Copy out every line in the entries below that includes "calendar".
━━ EXERCISE MATERIAL ━━
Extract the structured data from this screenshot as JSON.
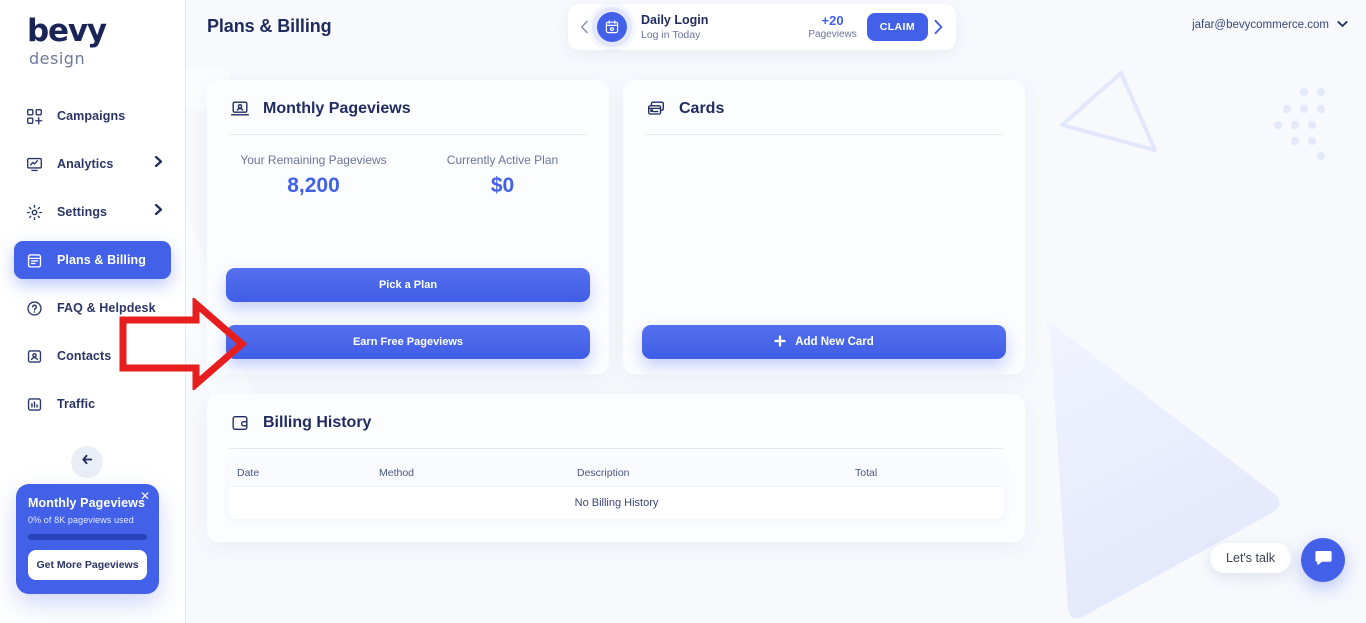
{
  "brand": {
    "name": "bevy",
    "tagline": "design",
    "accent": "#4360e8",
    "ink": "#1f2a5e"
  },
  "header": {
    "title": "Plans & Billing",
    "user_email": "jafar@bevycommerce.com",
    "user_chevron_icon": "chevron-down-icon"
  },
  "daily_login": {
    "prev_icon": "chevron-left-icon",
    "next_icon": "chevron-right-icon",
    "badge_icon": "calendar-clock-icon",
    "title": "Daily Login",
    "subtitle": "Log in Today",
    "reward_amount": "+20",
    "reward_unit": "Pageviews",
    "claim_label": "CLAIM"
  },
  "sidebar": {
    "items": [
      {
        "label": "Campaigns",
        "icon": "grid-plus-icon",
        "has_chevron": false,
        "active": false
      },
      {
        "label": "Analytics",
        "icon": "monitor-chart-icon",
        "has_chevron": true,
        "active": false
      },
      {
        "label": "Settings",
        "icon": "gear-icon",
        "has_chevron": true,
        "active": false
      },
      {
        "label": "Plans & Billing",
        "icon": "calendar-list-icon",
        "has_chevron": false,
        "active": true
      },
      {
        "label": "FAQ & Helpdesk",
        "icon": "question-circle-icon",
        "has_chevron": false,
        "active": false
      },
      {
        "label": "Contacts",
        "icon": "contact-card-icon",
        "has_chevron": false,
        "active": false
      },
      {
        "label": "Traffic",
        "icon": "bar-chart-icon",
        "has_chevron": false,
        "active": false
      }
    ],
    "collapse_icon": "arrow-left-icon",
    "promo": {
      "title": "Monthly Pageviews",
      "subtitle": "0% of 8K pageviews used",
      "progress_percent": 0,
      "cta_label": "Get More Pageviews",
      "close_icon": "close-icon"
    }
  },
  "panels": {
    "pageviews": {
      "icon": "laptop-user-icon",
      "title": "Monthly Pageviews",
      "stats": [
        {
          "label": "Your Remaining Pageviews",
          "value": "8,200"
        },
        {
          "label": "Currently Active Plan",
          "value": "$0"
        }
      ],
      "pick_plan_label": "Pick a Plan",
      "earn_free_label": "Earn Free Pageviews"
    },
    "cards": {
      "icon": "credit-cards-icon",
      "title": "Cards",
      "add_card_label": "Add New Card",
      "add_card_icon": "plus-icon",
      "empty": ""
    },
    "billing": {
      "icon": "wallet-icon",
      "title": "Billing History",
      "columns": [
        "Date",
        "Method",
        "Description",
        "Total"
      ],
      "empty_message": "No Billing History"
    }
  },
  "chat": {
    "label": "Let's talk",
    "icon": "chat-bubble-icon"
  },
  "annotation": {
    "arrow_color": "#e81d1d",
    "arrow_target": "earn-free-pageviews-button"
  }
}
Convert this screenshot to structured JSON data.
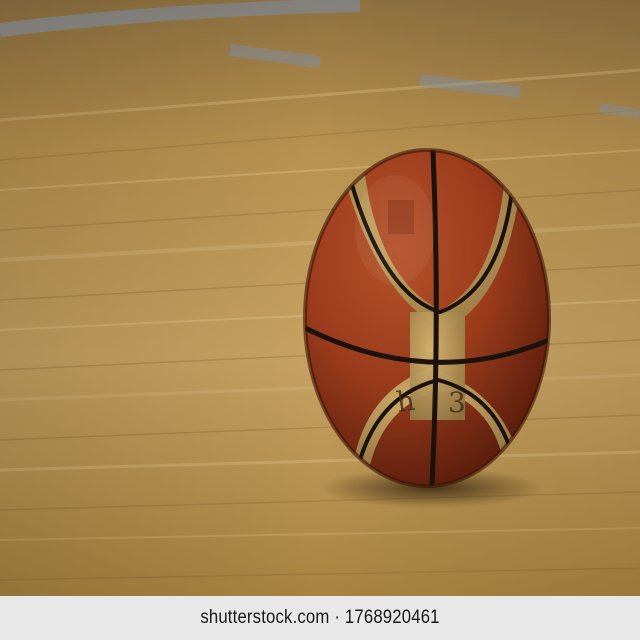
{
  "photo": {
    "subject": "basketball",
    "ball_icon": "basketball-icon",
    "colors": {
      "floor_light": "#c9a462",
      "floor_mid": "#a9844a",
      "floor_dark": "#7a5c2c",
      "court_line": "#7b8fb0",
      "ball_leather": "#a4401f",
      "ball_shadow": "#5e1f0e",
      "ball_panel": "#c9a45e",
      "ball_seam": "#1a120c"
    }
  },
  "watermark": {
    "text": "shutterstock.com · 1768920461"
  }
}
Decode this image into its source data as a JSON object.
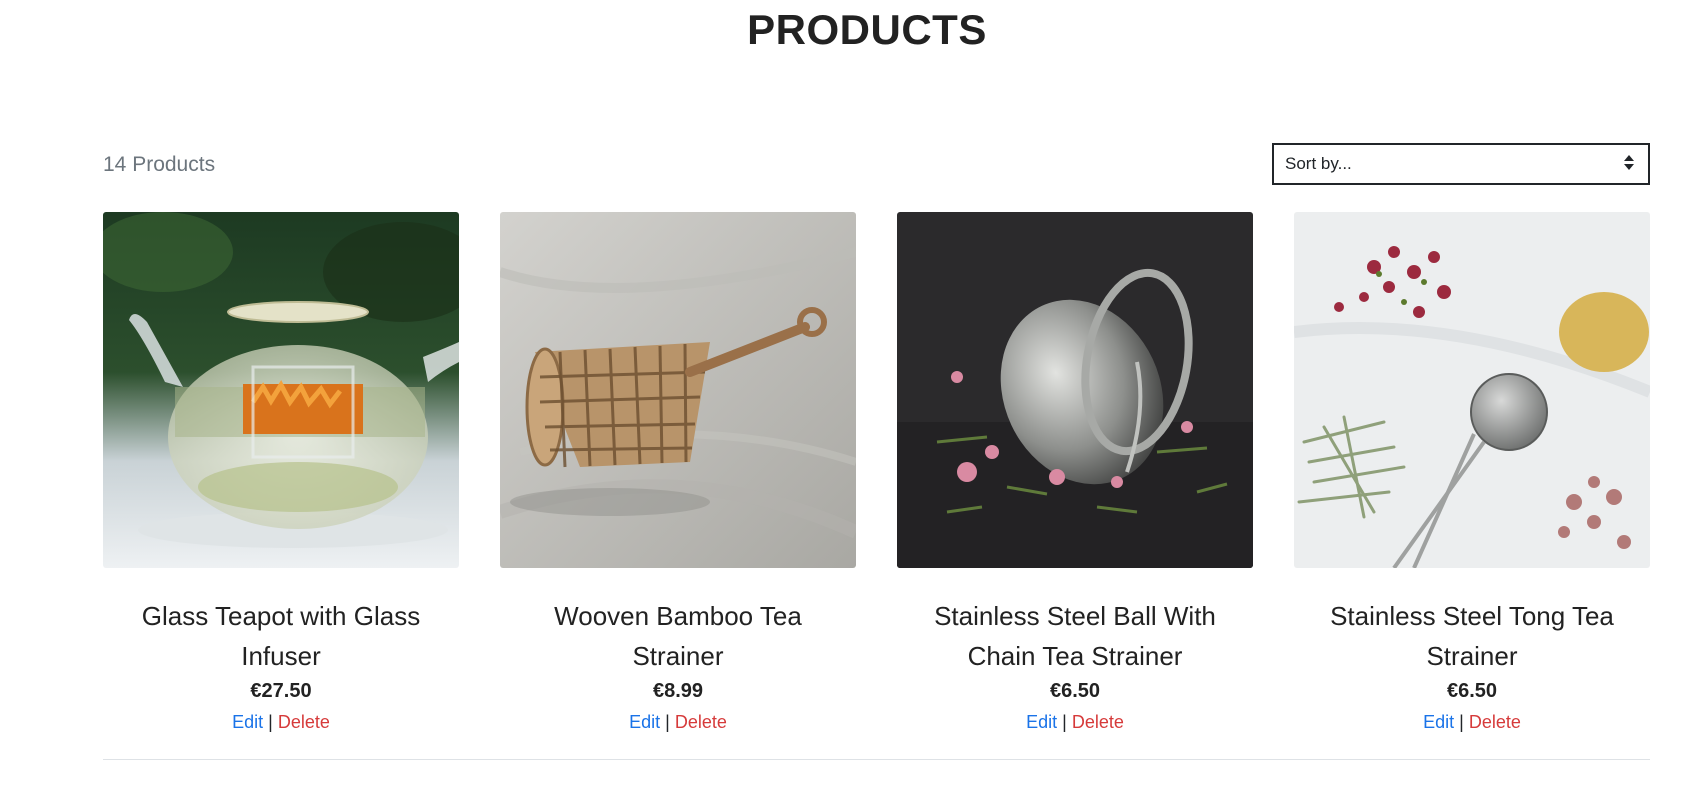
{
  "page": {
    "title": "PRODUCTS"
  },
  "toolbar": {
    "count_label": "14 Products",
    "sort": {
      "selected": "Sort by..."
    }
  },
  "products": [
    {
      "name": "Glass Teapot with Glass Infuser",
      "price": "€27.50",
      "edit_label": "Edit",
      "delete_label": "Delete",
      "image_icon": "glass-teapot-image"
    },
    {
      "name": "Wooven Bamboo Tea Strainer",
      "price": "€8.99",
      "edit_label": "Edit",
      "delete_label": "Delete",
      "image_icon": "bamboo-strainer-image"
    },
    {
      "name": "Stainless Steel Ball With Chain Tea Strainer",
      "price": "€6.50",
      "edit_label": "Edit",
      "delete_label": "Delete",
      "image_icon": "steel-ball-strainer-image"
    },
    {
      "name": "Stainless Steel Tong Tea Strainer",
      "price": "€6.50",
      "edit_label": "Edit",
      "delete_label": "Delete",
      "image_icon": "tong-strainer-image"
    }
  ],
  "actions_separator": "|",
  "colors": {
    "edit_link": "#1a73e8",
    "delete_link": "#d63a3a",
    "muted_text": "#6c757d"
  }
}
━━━
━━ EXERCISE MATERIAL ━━
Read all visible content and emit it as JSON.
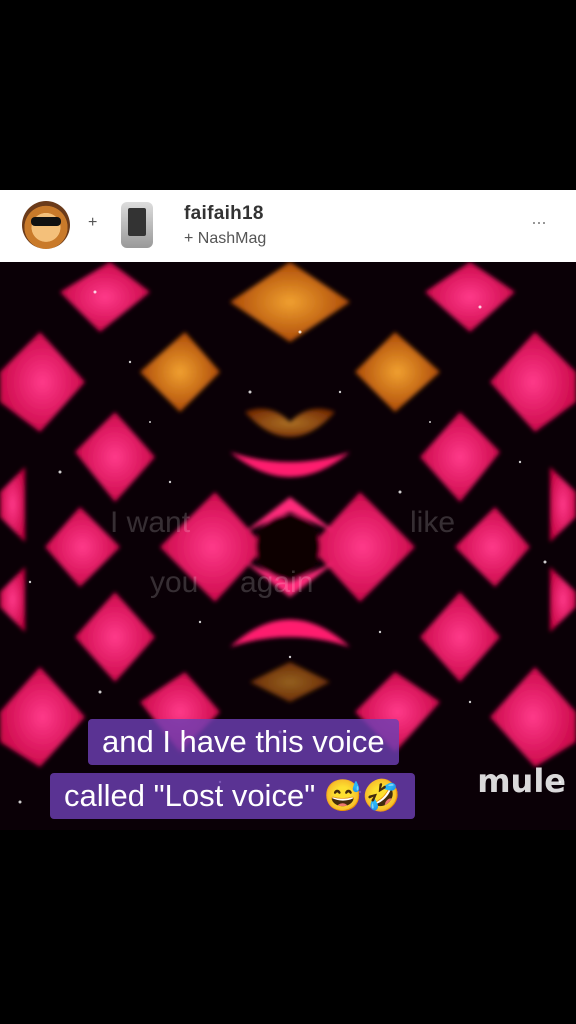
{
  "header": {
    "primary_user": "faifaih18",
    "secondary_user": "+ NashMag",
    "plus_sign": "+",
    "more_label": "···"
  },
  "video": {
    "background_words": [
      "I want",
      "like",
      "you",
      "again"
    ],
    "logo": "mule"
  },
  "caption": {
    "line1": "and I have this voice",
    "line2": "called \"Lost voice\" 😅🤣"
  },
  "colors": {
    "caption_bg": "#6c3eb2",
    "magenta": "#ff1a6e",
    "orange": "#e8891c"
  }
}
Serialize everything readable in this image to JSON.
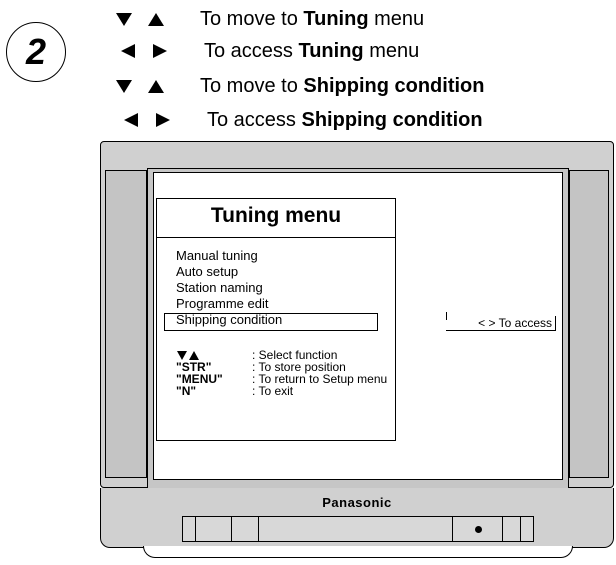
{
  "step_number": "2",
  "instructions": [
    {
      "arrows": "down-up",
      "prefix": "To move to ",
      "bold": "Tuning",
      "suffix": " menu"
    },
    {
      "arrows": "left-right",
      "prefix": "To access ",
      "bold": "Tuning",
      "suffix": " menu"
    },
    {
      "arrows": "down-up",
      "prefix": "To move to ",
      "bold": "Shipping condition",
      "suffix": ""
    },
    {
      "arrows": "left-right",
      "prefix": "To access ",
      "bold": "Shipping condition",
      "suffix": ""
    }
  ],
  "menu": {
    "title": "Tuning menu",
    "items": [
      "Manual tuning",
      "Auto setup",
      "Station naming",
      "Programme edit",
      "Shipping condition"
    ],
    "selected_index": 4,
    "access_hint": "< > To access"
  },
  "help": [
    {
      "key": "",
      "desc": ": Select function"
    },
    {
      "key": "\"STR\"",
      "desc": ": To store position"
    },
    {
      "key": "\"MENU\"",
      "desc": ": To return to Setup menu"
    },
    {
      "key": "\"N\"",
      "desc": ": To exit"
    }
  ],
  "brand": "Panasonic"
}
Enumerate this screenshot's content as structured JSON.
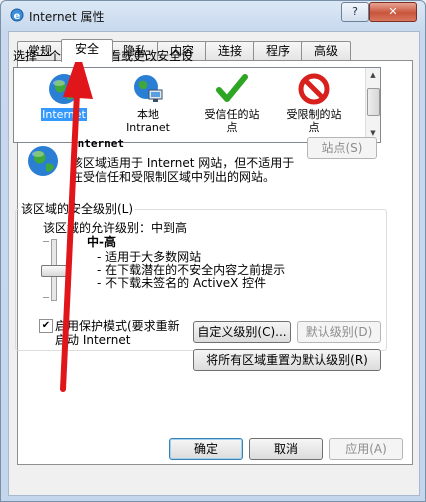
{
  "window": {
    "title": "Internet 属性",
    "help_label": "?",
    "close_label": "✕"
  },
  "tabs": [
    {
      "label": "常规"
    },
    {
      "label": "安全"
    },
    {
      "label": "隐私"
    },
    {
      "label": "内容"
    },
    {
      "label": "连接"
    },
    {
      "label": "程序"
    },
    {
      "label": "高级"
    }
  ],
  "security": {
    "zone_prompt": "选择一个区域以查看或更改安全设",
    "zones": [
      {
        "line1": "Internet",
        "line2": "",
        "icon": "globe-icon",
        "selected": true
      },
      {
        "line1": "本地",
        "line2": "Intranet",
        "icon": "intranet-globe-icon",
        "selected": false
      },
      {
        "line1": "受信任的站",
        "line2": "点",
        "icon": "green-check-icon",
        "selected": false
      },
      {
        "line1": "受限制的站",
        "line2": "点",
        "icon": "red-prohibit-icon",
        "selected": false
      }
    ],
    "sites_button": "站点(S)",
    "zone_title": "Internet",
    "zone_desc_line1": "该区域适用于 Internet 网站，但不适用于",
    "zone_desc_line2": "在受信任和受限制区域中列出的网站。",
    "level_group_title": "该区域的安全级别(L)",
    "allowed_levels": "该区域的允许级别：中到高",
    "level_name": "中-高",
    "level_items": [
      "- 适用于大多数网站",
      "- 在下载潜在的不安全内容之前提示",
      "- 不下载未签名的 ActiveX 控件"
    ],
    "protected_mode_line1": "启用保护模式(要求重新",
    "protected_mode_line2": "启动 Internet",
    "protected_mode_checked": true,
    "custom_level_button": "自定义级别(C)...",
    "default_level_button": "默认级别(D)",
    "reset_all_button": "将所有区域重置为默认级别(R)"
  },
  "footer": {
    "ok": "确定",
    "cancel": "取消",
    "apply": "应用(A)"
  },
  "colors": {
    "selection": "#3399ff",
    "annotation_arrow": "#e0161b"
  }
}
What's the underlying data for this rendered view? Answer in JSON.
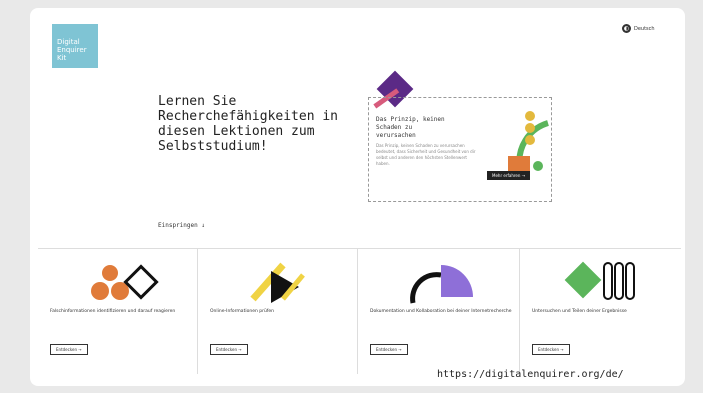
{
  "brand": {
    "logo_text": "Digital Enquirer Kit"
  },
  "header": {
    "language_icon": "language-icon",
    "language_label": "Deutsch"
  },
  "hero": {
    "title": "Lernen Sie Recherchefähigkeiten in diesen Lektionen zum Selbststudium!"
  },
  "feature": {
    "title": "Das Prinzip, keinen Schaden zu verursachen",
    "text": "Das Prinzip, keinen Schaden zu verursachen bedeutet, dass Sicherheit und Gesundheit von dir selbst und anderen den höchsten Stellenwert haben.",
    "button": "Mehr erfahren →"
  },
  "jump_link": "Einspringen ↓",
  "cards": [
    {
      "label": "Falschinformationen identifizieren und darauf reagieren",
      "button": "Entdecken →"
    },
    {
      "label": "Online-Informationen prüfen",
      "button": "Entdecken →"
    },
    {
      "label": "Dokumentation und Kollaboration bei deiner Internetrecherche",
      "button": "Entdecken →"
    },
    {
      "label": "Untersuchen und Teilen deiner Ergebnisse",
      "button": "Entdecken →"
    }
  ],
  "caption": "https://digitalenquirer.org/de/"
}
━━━
● REPLY:
    "badge_icon": "calendar-clock-icon",
        "icon": "calendar-list-icon",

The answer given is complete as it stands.